Problem. From the entries, filter out every line that lacks "value" and copy the rest.

Data about app and page elements.
++++++++++++++++++++
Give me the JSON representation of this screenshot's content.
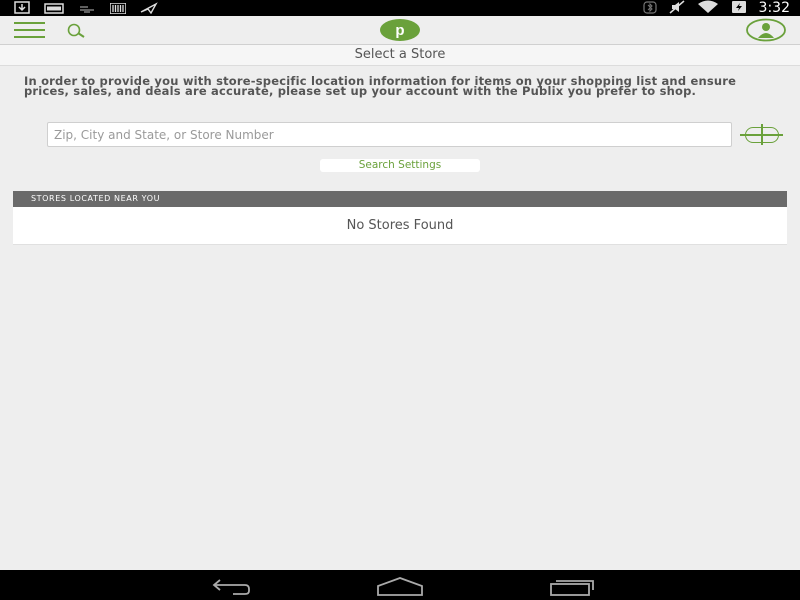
{
  "status_bar": {
    "time": "3:32",
    "left_icons": [
      "download-icon",
      "message-icon",
      "notification-icon",
      "barcode-icon",
      "flight-icon"
    ],
    "right_icons": [
      "bluetooth-icon",
      "mute-icon",
      "wifi-icon",
      "battery-icon"
    ]
  },
  "action_bar": {
    "menu_icon": "hamburger-menu-icon",
    "search_icon": "search-icon",
    "logo_letter": "p",
    "account_icon": "account-icon"
  },
  "page": {
    "title": "Select a Store",
    "intro": "In order to provide you with store-specific location information for items on your shopping list and ensure prices, sales, and deals are accurate, please set up your account with the Publix you prefer to shop."
  },
  "search": {
    "value": "",
    "placeholder": "Zip, City and State, or Store Number",
    "settings_label": "Search Settings"
  },
  "stores": {
    "header": "STORES LOCATED NEAR YOU",
    "empty_message": "No Stores Found"
  },
  "nav_bar": {
    "buttons": [
      "back-icon",
      "home-icon",
      "recent-apps-icon"
    ]
  },
  "colors": {
    "accent": "#6aa13b",
    "header_gray": "#6a6a6a",
    "background": "#eeeeee"
  }
}
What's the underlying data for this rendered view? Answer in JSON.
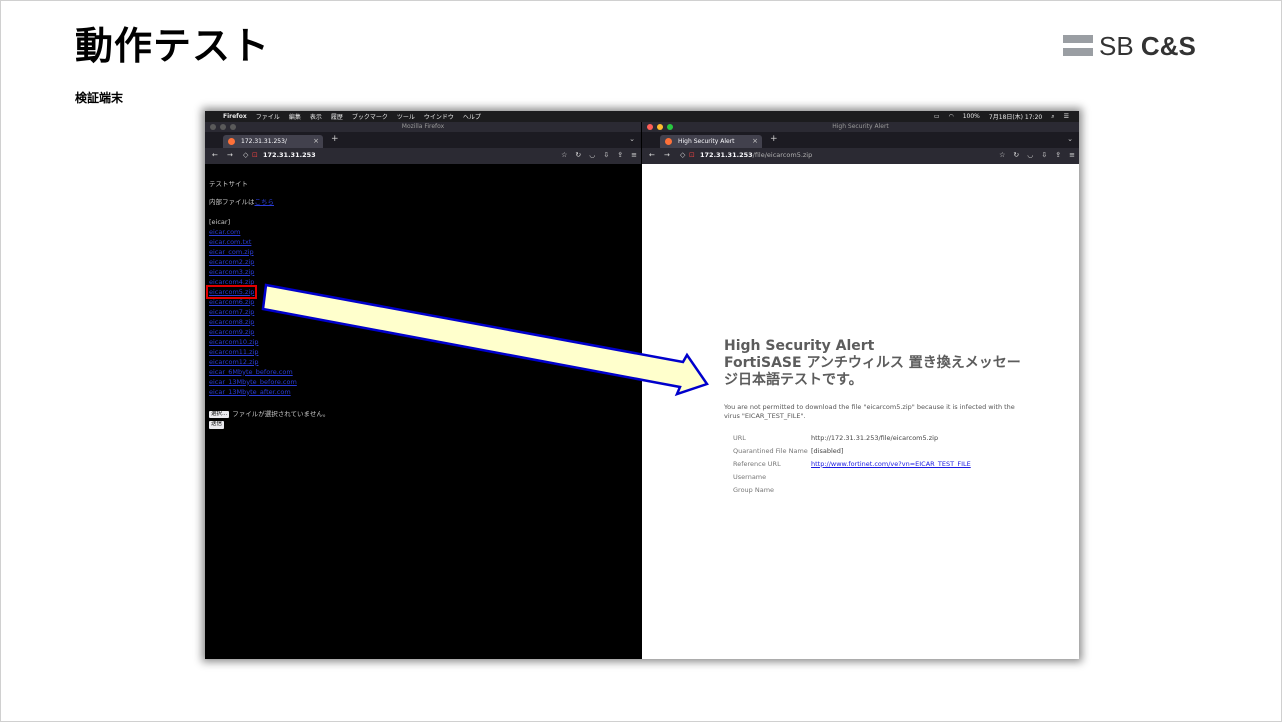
{
  "slide": {
    "title": "動作テスト",
    "subtitle": "検証端末",
    "logo_bold": "C&S",
    "logo_prefix": "SB "
  },
  "menubar": {
    "items": [
      "Firefox",
      "ファイル",
      "編集",
      "表示",
      "履歴",
      "ブックマーク",
      "ツール",
      "ウインドウ",
      "ヘルプ"
    ],
    "battery": "100%",
    "datetime": "7月18日(木) 17:20"
  },
  "left_window": {
    "window_title": "Mozilla Firefox",
    "tab_title": "172.31.31.253/",
    "address": "172.31.31.253",
    "page": {
      "site_title": "テストサイト",
      "internal_text": "内部ファイルは",
      "internal_link": "こちら",
      "eicar_heading": "[eicar]",
      "links": [
        "eicar.com",
        "eicar.com.txt",
        "eicar_com.zip",
        "eicarcom2.zip",
        "eicarcom3.zip",
        "eicarcom4.zip",
        "eicarcom5.zip",
        "eicarcom6.zip",
        "eicarcom7.zip",
        "eicarcom8.zip",
        "eicarcom9.zip",
        "eicarcom10.zip",
        "eicarcom11.zip",
        "eicarcom12.zip",
        "eicar_6Mbyte_before.com",
        "eicar_13Mbyte_before.com",
        "eicar_13Mbyte_after.com"
      ],
      "highlighted_link": "eicarcom5.zip",
      "choose_button": "選択...",
      "no_file_text": "ファイルが選択されていません。",
      "submit_button": "送信"
    }
  },
  "right_window": {
    "window_title": "High Security Alert",
    "tab_title": "High Security Alert",
    "address_host": "172.31.31.253",
    "address_path": "/file/eicarcom5.zip",
    "alert": {
      "heading_line1": "High Security Alert",
      "heading_line2": "FortiSASE アンチウィルス 置き換えメッセージ日本語テストです。",
      "message": "You are not permitted to download the file \"eicarcom5.zip\" because it is infected with the virus \"EICAR_TEST_FILE\".",
      "details": [
        {
          "key": "URL",
          "value": "http://172.31.31.253/file/eicarcom5.zip"
        },
        {
          "key": "Quarantined File Name",
          "value": "[disabled]"
        },
        {
          "key": "Reference URL",
          "value": "http://www.fortinet.com/ve?vn=EICAR_TEST_FILE",
          "link": true
        },
        {
          "key": "Username",
          "value": ""
        },
        {
          "key": "Group Name",
          "value": ""
        }
      ]
    }
  },
  "colors": {
    "highlight_box": "#e00000",
    "arrow_fill": "#ffffcc",
    "arrow_stroke": "#0000cc",
    "link": "#2a3cd6"
  }
}
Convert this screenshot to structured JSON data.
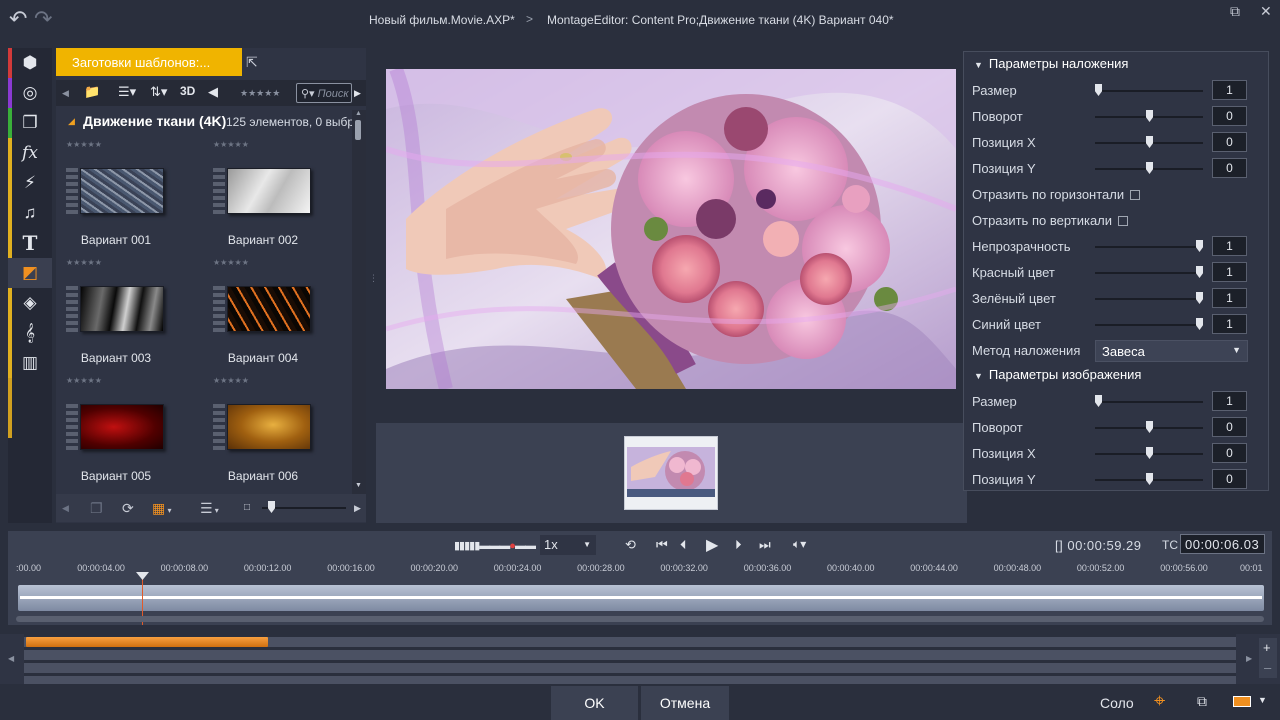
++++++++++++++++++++
Answer box.
    "value": "",
          "value": "http://172.31.31.253/file/eicarcom5.zip"
          "value": "[disabled]"
          "value": "http://www.fortinet.com/ve?vn=EICAR_TEST_FILE",
          "value": ""
          "value": ""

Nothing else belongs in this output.